• **What is being asked**: Leave every image out, and return the rest of the data word for word.

Data about app and page elements

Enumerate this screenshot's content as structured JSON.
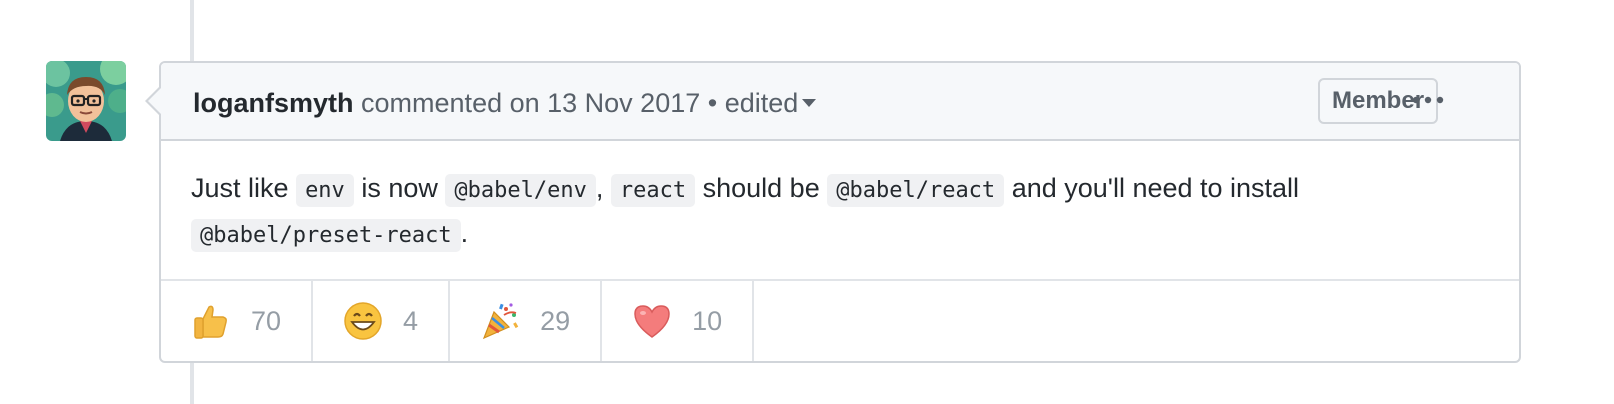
{
  "comment": {
    "author": "loganfsmyth",
    "action_text": "commented on 13 Nov 2017",
    "separator": "•",
    "edited_label": "edited",
    "role_badge": "Member",
    "more_icon": "kebab-horizontal-icon",
    "body": {
      "t1": "Just like",
      "c1": "env",
      "t2": "is now",
      "c2": "@babel/env",
      "t3": ",",
      "c3": "react",
      "t4": "should be",
      "c4": "@babel/react",
      "t5": "and you'll need to install",
      "c5": "@babel/preset-react",
      "t6": "."
    },
    "reactions": [
      {
        "emoji": "thumbs-up-icon",
        "count": "70"
      },
      {
        "emoji": "laugh-icon",
        "count": "4"
      },
      {
        "emoji": "party-popper-icon",
        "count": "29"
      },
      {
        "emoji": "heart-icon",
        "count": "10"
      }
    ]
  },
  "colors": {
    "border": "#d1d5da",
    "header_bg": "#f6f8fa",
    "muted_text": "#586069",
    "count_text": "#959da5"
  }
}
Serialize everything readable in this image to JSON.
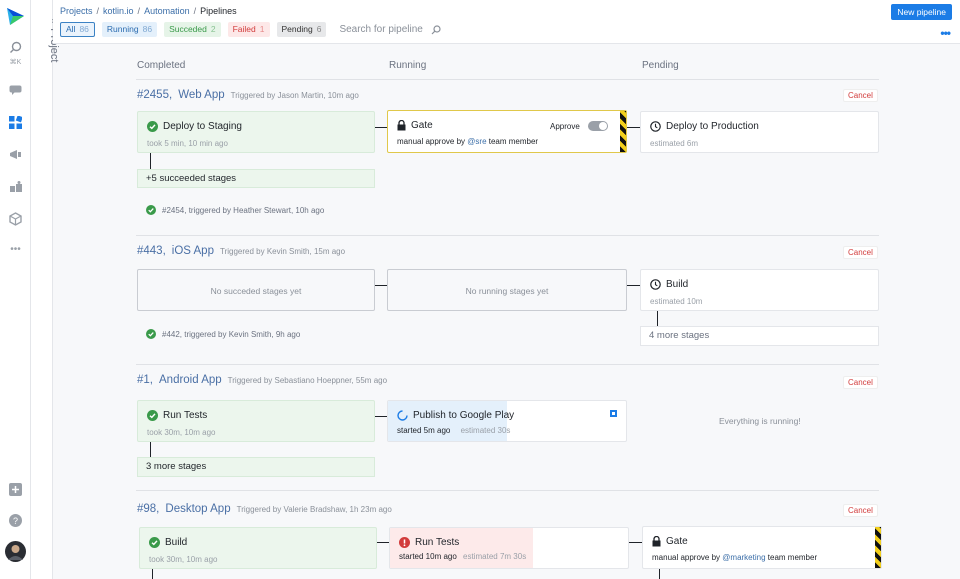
{
  "topbar": {
    "breadcrumbs": [
      "Projects",
      "kotlin.io",
      "Automation",
      "Pipelines"
    ],
    "filters": [
      {
        "label": "All",
        "count": "86"
      },
      {
        "label": "Running",
        "count": "86"
      },
      {
        "label": "Succeded",
        "count": "2"
      },
      {
        "label": "Failed",
        "count": "1"
      },
      {
        "label": "Pending",
        "count": "6"
      }
    ],
    "search_placeholder": "Search for pipeline",
    "new_button": "New pipeline",
    "more": "•••"
  },
  "sidebar": {
    "shortcut": "⌘K",
    "project_label": "Project",
    "more": "•••"
  },
  "columns": {
    "completed": "Completed",
    "running": "Running",
    "pending": "Pending"
  },
  "pipelines": [
    {
      "id": "#2455,",
      "name": "Web App",
      "triggered": "Triggered by Jason Martin, 10m ago",
      "cancel": "Cancel",
      "completed": {
        "title": "Deploy to Staging",
        "sub": "took 5 min, 10 min ago",
        "more": "+5 succeeded stages"
      },
      "running": {
        "title": "Gate",
        "approve": "Approve",
        "sub_pre": "manual approve by",
        "mention": "@sre",
        "sub_post": "team member"
      },
      "pending": {
        "title": "Deploy to Production",
        "sub": "estimated 6m"
      },
      "previous": "#2454,  triggered by Heather Stewart, 10h ago"
    },
    {
      "id": "#443,",
      "name": "iOS App",
      "triggered": "Triggered by Kevin Smith, 15m ago",
      "cancel": "Cancel",
      "completed_empty": "No succeded stages yet",
      "running_empty": "No running stages yet",
      "pending": {
        "title": "Build",
        "sub": "estimated 10m",
        "more": "4 more stages"
      },
      "previous": "#442,  triggered by Kevin Smith, 9h ago"
    },
    {
      "id": "#1,",
      "name": "Android App",
      "triggered": "Triggered by Sebastiano Hoeppner, 55m ago",
      "cancel": "Cancel",
      "completed": {
        "title": "Run Tests",
        "sub": "took 30m, 10m ago",
        "more": "3 more stages"
      },
      "running": {
        "title": "Publish to Google Play",
        "started": "started 5m ago",
        "estimated": "estimated 30s",
        "progress": 0.5
      },
      "pending_text": "Everything is running!"
    },
    {
      "id": "#98,",
      "name": "Desktop App",
      "triggered": "Triggered by Valerie Bradshaw, 1h 23m ago",
      "cancel": "Cancel",
      "completed": {
        "title": "Build",
        "sub": "took 30m, 10m ago"
      },
      "running": {
        "title": "Run Tests",
        "started": "started 10m ago",
        "estimated": "estimated 7m 30s",
        "progress": 0.6
      },
      "pending": {
        "title": "Gate",
        "sub_pre": "manual approve by",
        "mention": "@marketing",
        "sub_post": "team member"
      }
    }
  ],
  "colors": {
    "accent": "#1b7ce6",
    "success": "#3a9a4a",
    "failed": "#d23c3c",
    "link": "#4a6fa5"
  }
}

• **Problem solution**:
Enumerate this screenshot's content as structured JSON.
{
  "comment": {
    "author": "loganfsmyth",
    "action_text": "commented on 13 Nov 2017",
    "separator": "•",
    "edited_label": "edited",
    "role_badge": "Member",
    "more_icon": "kebab-horizontal-icon",
    "body": {
      "t1": "Just like",
      "c1": "env",
      "t2": "is now",
      "c2": "@babel/env",
      "t3": ",",
      "c3": "react",
      "t4": "should be",
      "c4": "@babel/react",
      "t5": "and you'll need to install",
      "c5": "@babel/preset-react",
      "t6": "."
    },
    "reactions": [
      {
        "emoji": "thumbs-up-icon",
        "count": "70"
      },
      {
        "emoji": "laugh-icon",
        "count": "4"
      },
      {
        "emoji": "party-popper-icon",
        "count": "29"
      },
      {
        "emoji": "heart-icon",
        "count": "10"
      }
    ]
  },
  "colors": {
    "border": "#d1d5da",
    "header_bg": "#f6f8fa",
    "muted_text": "#586069",
    "count_text": "#959da5"
  }
}
Serialize everything readable in this image to JSON.
{
  "topbar": {
    "breadcrumbs": [
      "Projects",
      "kotlin.io",
      "Automation",
      "Pipelines"
    ],
    "filters": [
      {
        "label": "All",
        "count": "86"
      },
      {
        "label": "Running",
        "count": "86"
      },
      {
        "label": "Succeded",
        "count": "2"
      },
      {
        "label": "Failed",
        "count": "1"
      },
      {
        "label": "Pending",
        "count": "6"
      }
    ],
    "search_placeholder": "Search for pipeline",
    "new_button": "New pipeline",
    "more": "•••"
  },
  "sidebar": {
    "shortcut": "⌘K",
    "project_label": "Project",
    "more": "•••"
  },
  "columns": {
    "completed": "Completed",
    "running": "Running",
    "pending": "Pending"
  },
  "pipelines": [
    {
      "id": "#2455,",
      "name": "Web App",
      "triggered": "Triggered by Jason Martin, 10m ago",
      "cancel": "Cancel",
      "completed": {
        "title": "Deploy to Staging",
        "sub": "took 5 min, 10 min ago",
        "more": "+5 succeeded stages"
      },
      "running": {
        "title": "Gate",
        "approve": "Approve",
        "sub_pre": "manual approve by",
        "mention": "@sre",
        "sub_post": "team member"
      },
      "pending": {
        "title": "Deploy to Production",
        "sub": "estimated 6m"
      },
      "previous": "#2454,  triggered by Heather Stewart, 10h ago"
    },
    {
      "id": "#443,",
      "name": "iOS App",
      "triggered": "Triggered by Kevin Smith, 15m ago",
      "cancel": "Cancel",
      "completed_empty": "No succeded stages yet",
      "running_empty": "No running stages yet",
      "pending": {
        "title": "Build",
        "sub": "estimated 10m",
        "more": "4 more stages"
      },
      "previous": "#442,  triggered by Kevin Smith, 9h ago"
    },
    {
      "id": "#1,",
      "name": "Android App",
      "triggered": "Triggered by Sebastiano Hoeppner, 55m ago",
      "cancel": "Cancel",
      "completed": {
        "title": "Run Tests",
        "sub": "took 30m, 10m ago",
        "more": "3 more stages"
      },
      "running": {
        "title": "Publish to Google Play",
        "started": "started 5m ago",
        "estimated": "estimated 30s",
        "progress": 0.5
      },
      "pending_text": "Everything is running!"
    },
    {
      "id": "#98,",
      "name": "Desktop App",
      "triggered": "Triggered by Valerie Bradshaw, 1h 23m ago",
      "cancel": "Cancel",
      "completed": {
        "title": "Build",
        "sub": "took 30m, 10m ago"
      },
      "running": {
        "title": "Run Tests",
        "started": "started 10m ago",
        "estimated": "estimated 7m 30s",
        "progress": 0.6
      },
      "pending": {
        "title": "Gate",
        "sub_pre": "manual approve by",
        "mention": "@marketing",
        "sub_post": "team member"
      }
    }
  ],
  "colors": {
    "accent": "#1b7ce6",
    "success": "#3a9a4a",
    "failed": "#d23c3c",
    "link": "#4a6fa5"
  }
}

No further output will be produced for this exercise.